Ankara university's virtual classroom draws on swiftly changing technology.

A photographer shoots backstage during New York Fashion Week, Feb. 16, 2010. Anadolu university thinks it has found a way forward for both the amateurs and professional photographers. (Jessica Rinaldi/Reuters)

Photo caption: A photographer shoots backstage during New York Fashion Week, Feb. 16, 2010. Anadolu university thinks it has found a way forward for both the amateurs and professional photographers. (Jessica Rinaldi/Reuters)

ISTANBUL, Turkey — Every day we are bombarded with images — on roadside billboards, in newspapers and magazines, and on TV. And every other week, a new tool or medium (look no further than camera phones and YouTube) allows amateurs to become self-publishing quasi-professionals. It's little wonder that universities report a tough struggle in reassigning value to the study of photography.

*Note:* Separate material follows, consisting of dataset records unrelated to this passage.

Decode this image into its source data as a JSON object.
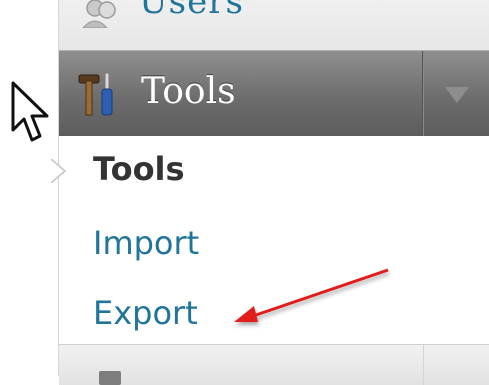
{
  "menu": {
    "users_label": "Users",
    "tools_label": "Tools",
    "submenu": {
      "current": "Tools",
      "import": "Import",
      "export": "Export"
    }
  },
  "colors": {
    "link": "#21759b",
    "header_gradient_top": "#8f8f8f",
    "header_gradient_bottom": "#5c5c5c",
    "annotation_arrow": "#e11d1d"
  },
  "icons": {
    "users": "users-icon",
    "tools": "tools-icon",
    "toggle": "triangle-down-icon",
    "cursor": "mouse-pointer-icon",
    "annotation": "red-arrow-icon"
  }
}
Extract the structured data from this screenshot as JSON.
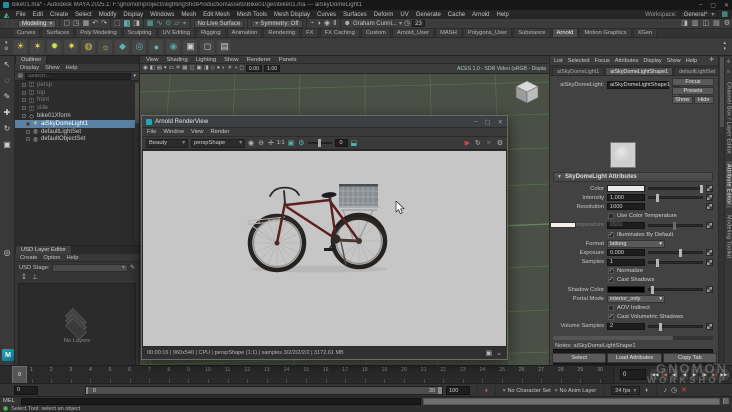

One university, Anadolu in Turkey, thinks it has found a way forward for both the amateurs and professionals.

Gone are the darkrooms and printing labs of a traditional photo school. Gone, too, are the classrooms. The degree program, established last year as a part of the school’s innovative distance-education system, is using the same technologies that created the rampant proliferation of images to reinvent the way in which they are taught.

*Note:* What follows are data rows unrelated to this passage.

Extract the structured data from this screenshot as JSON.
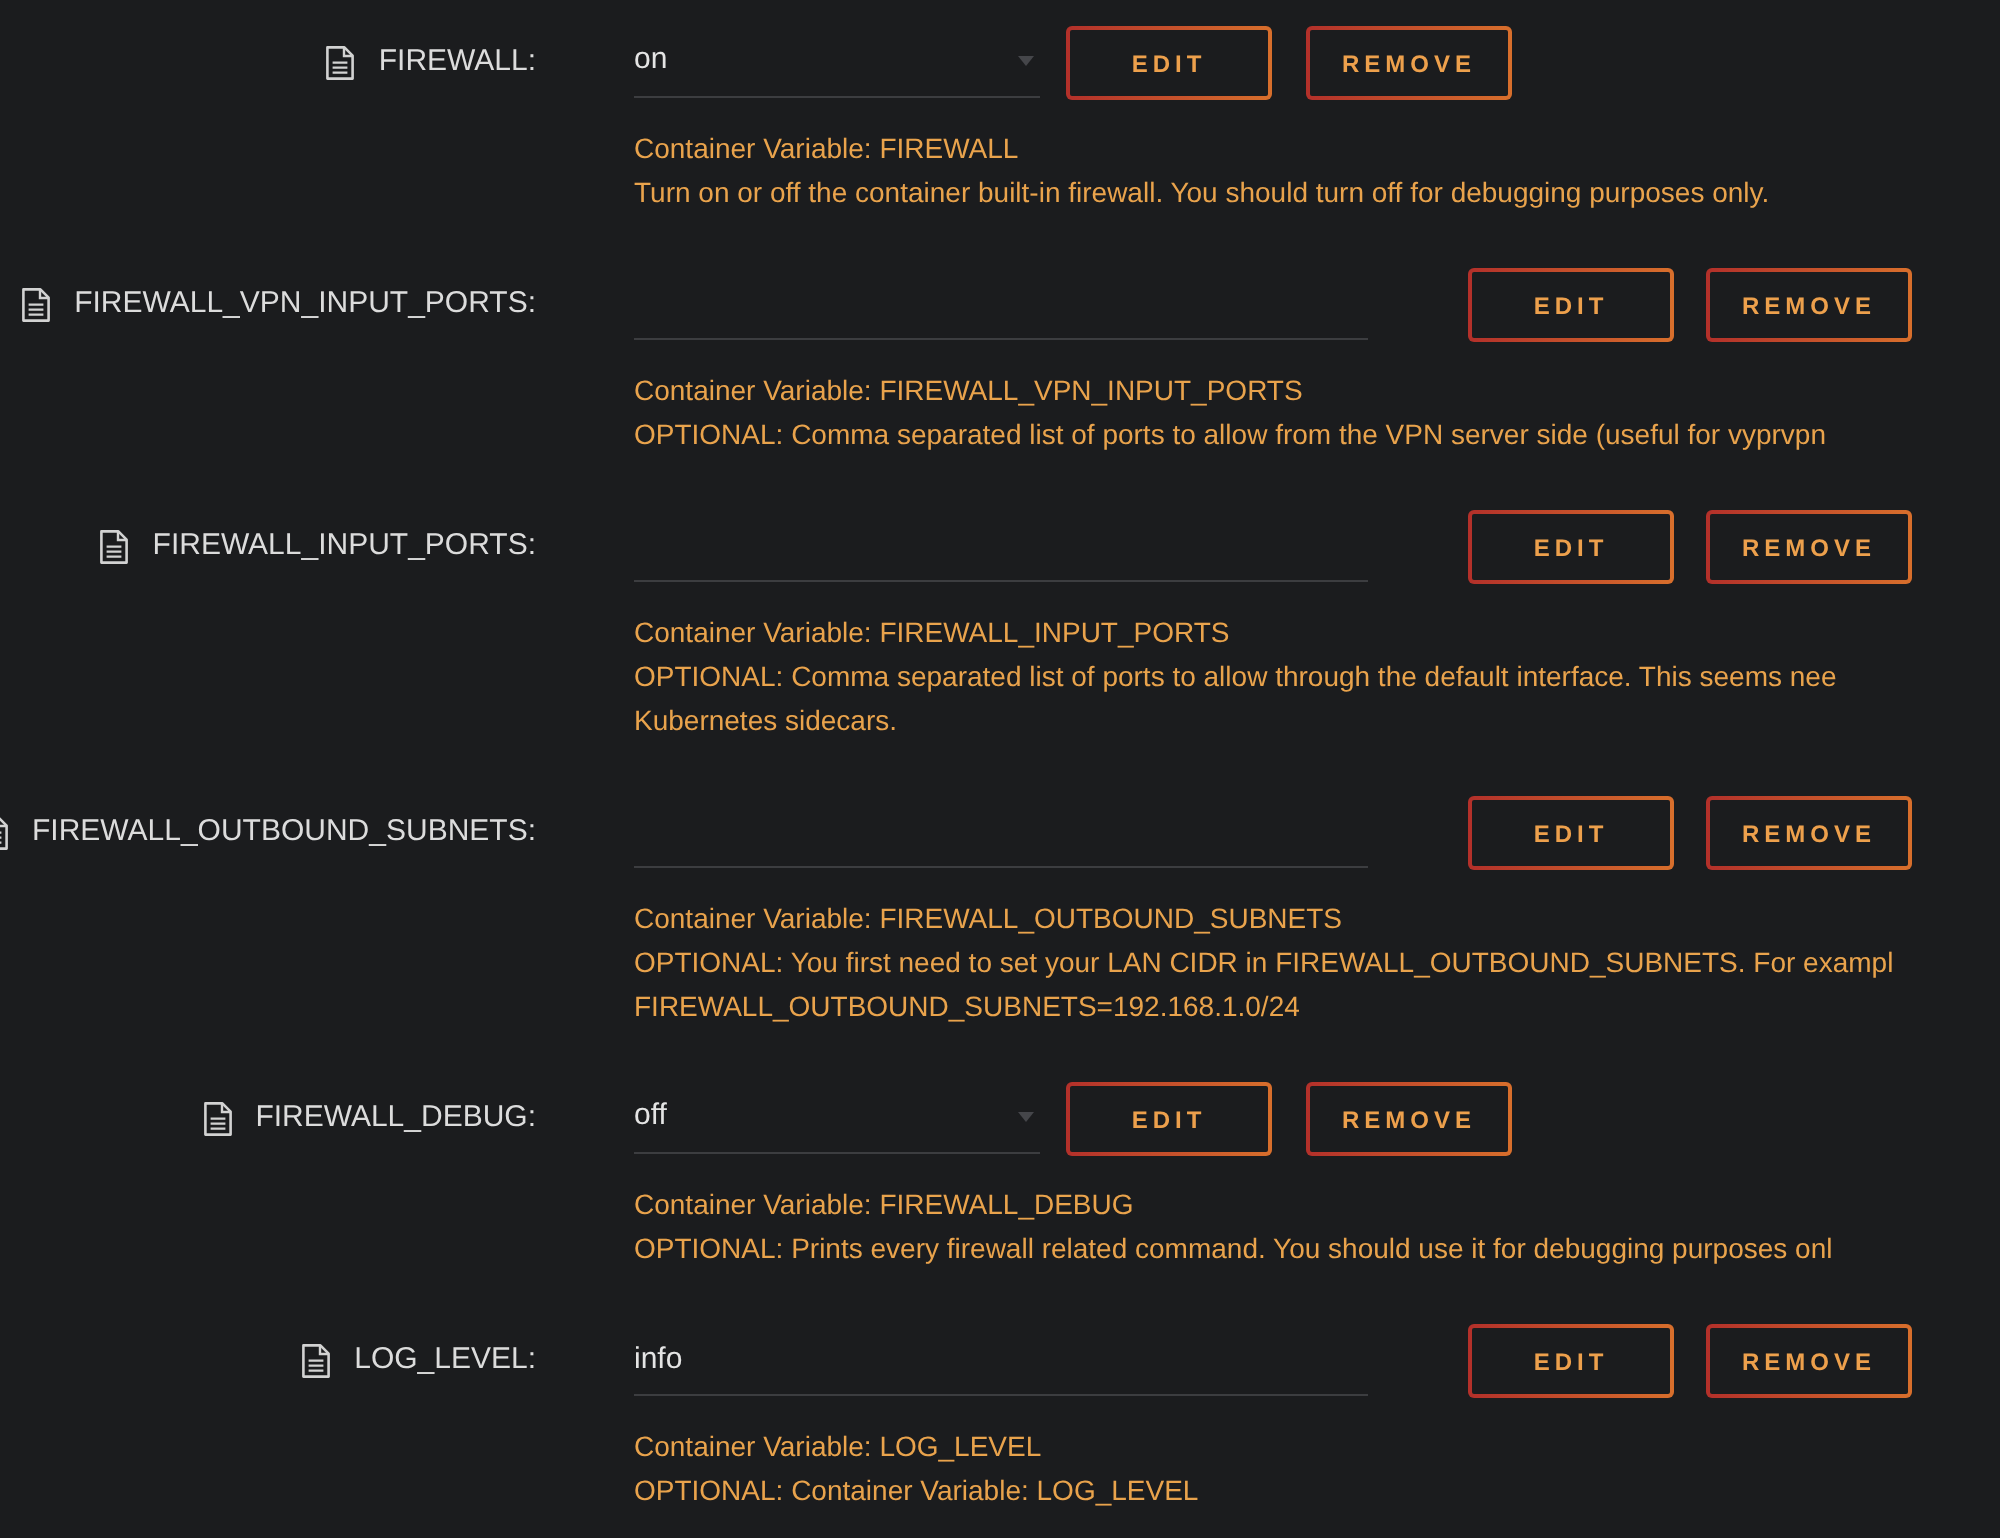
{
  "variables": [
    {
      "label": "FIREWALL:",
      "kind": "select",
      "value": "on",
      "buttons": [
        "EDIT",
        "REMOVE"
      ],
      "help_lines": [
        "Container Variable: FIREWALL",
        "Turn on or off the container built-in firewall. You should turn off for debugging purposes only."
      ]
    },
    {
      "label": "FIREWALL_VPN_INPUT_PORTS:",
      "kind": "text",
      "buttons": [
        "EDIT",
        "REMOVE"
      ],
      "help_lines": [
        "Container Variable: FIREWALL_VPN_INPUT_PORTS",
        "OPTIONAL: Comma separated list of ports to allow from the VPN server side (useful for vyprvpn"
      ]
    },
    {
      "label": "FIREWALL_INPUT_PORTS:",
      "kind": "text",
      "buttons": [
        "EDIT",
        "REMOVE"
      ],
      "help_lines": [
        "Container Variable: FIREWALL_INPUT_PORTS",
        "OPTIONAL: Comma separated list of ports to allow through the default interface. This seems nee",
        "Kubernetes sidecars."
      ]
    },
    {
      "label": "FIREWALL_OUTBOUND_SUBNETS:",
      "kind": "text",
      "buttons": [
        "EDIT",
        "REMOVE"
      ],
      "help_lines": [
        "Container Variable: FIREWALL_OUTBOUND_SUBNETS",
        "OPTIONAL: You first need to set your LAN CIDR in FIREWALL_OUTBOUND_SUBNETS. For exampl",
        "FIREWALL_OUTBOUND_SUBNETS=192.168.1.0/24"
      ]
    },
    {
      "label": "FIREWALL_DEBUG:",
      "kind": "select",
      "value": "off",
      "buttons": [
        "EDIT",
        "REMOVE"
      ],
      "help_lines": [
        "Container Variable: FIREWALL_DEBUG",
        "OPTIONAL: Prints every firewall related command. You should use it for debugging purposes onl"
      ]
    },
    {
      "label": "LOG_LEVEL:",
      "kind": "text",
      "value": "info",
      "buttons": [
        "EDIT",
        "REMOVE"
      ],
      "help_lines": [
        "Container Variable: LOG_LEVEL",
        "OPTIONAL: Container Variable: LOG_LEVEL"
      ]
    }
  ]
}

“Our lives, more than ever, are intertwined with photography,” said Yakup Karapolat, a student in the Photography and Camera Operation Associates degree program based in Ankara. “The trick is to teach people how to use it.”

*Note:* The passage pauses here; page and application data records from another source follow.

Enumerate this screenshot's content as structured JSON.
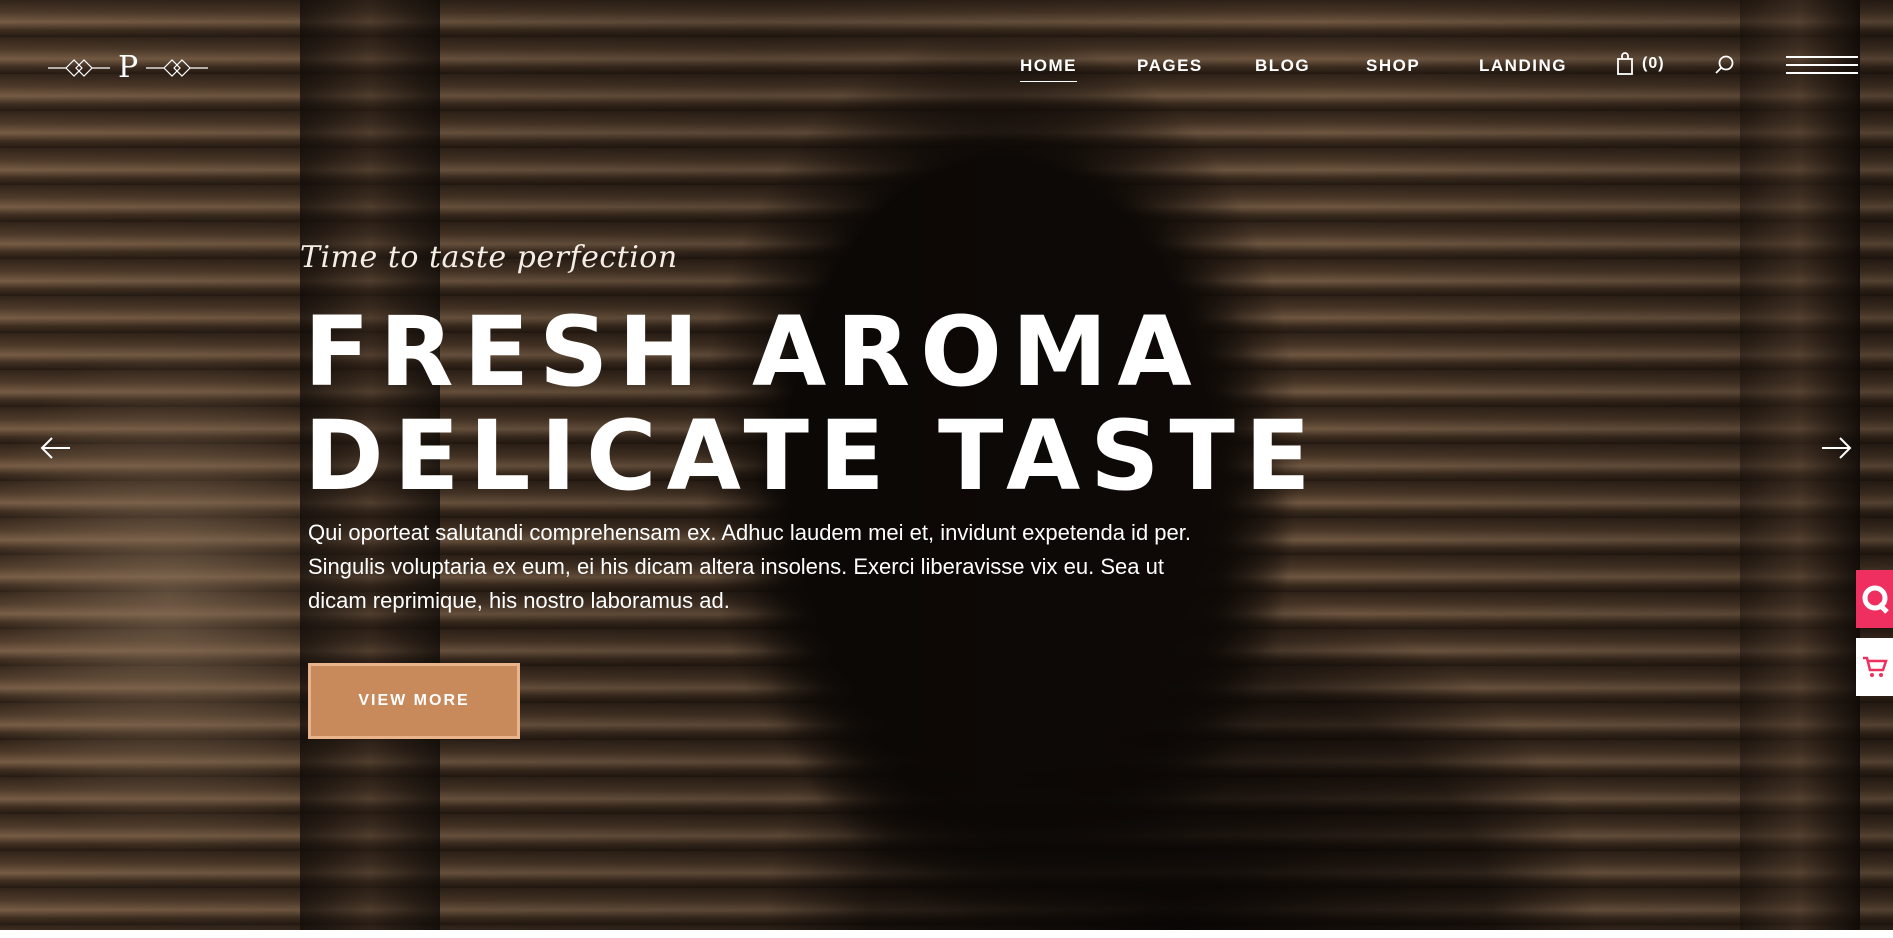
{
  "header": {
    "logo_letter": "P",
    "nav": [
      {
        "label": "HOME",
        "active": true
      },
      {
        "label": "PAGES",
        "active": false
      },
      {
        "label": "BLOG",
        "active": false
      },
      {
        "label": "SHOP",
        "active": false
      },
      {
        "label": "LANDING",
        "active": false
      }
    ],
    "cart_count": "(0)",
    "icons": [
      "shopping-bag-icon",
      "search-icon",
      "hamburger-menu-icon"
    ]
  },
  "slide": {
    "tagline": "Time to taste perfection",
    "headline_line1": "FRESH AROMA",
    "headline_line2": "DELICATE TASTE",
    "description": "Qui oporteat salutandi comprehensam ex. Adhuc laudem mei et, invidunt expetenda id per. Singulis voluptaria ex eum, ei his dicam altera insolens. Exerci liberavisse vix eu. Sea ut dicam reprimique, his nostro laboramus ad.",
    "cta_label": "VIEW MORE"
  },
  "side_widgets": [
    {
      "icon": "chat-icon",
      "color": "#ef2f5f"
    },
    {
      "icon": "cart-icon",
      "color": "#ef2f5f"
    }
  ],
  "colors": {
    "accent": "#c98a5b",
    "accent_border": "#e9b48c",
    "side_pink": "#ef2f5f"
  }
}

The course is based around a digital-learning platform that allows students from around the country to interact virtually, uploading work and hosting discussion groups without ever having to leave the privacy of their own home.

“At the beginning I thought it would be very difficult,” confessed Gulsen Elmas, a student living in Adana, in south-central Anatolia, a day's drive from where the university is located in the industrial powerhouse of Eskisehir. “But then I realized I could follow the lessons while sitting on my comfortable sofa ... It was getting easy.”

The two-year course includes standards of photography education such as the "History of Photography" and "Film and Video Production," as well as some uniquely Turkish offerings like "Ataturk’s Principles" and "History of Turkish Revolution."

For decades, photographers would cram into workshops and conferences as they discussed the important values of their craft. But at a time when the technology, nomenclature and just about everything else involving photography is changing so rapidly, virtual classrooms seem to fit the trend.

Distance education, whether delivered online or in real time, is quickly becoming one of the most significant growth areas in higher education. Major academic institutions around the world are investing human and economic resources into developing high-quality distance-learning programs.

http://www.globalpost.com/dispatch/education/100426/photography-turkey-degree-program-anadolu-university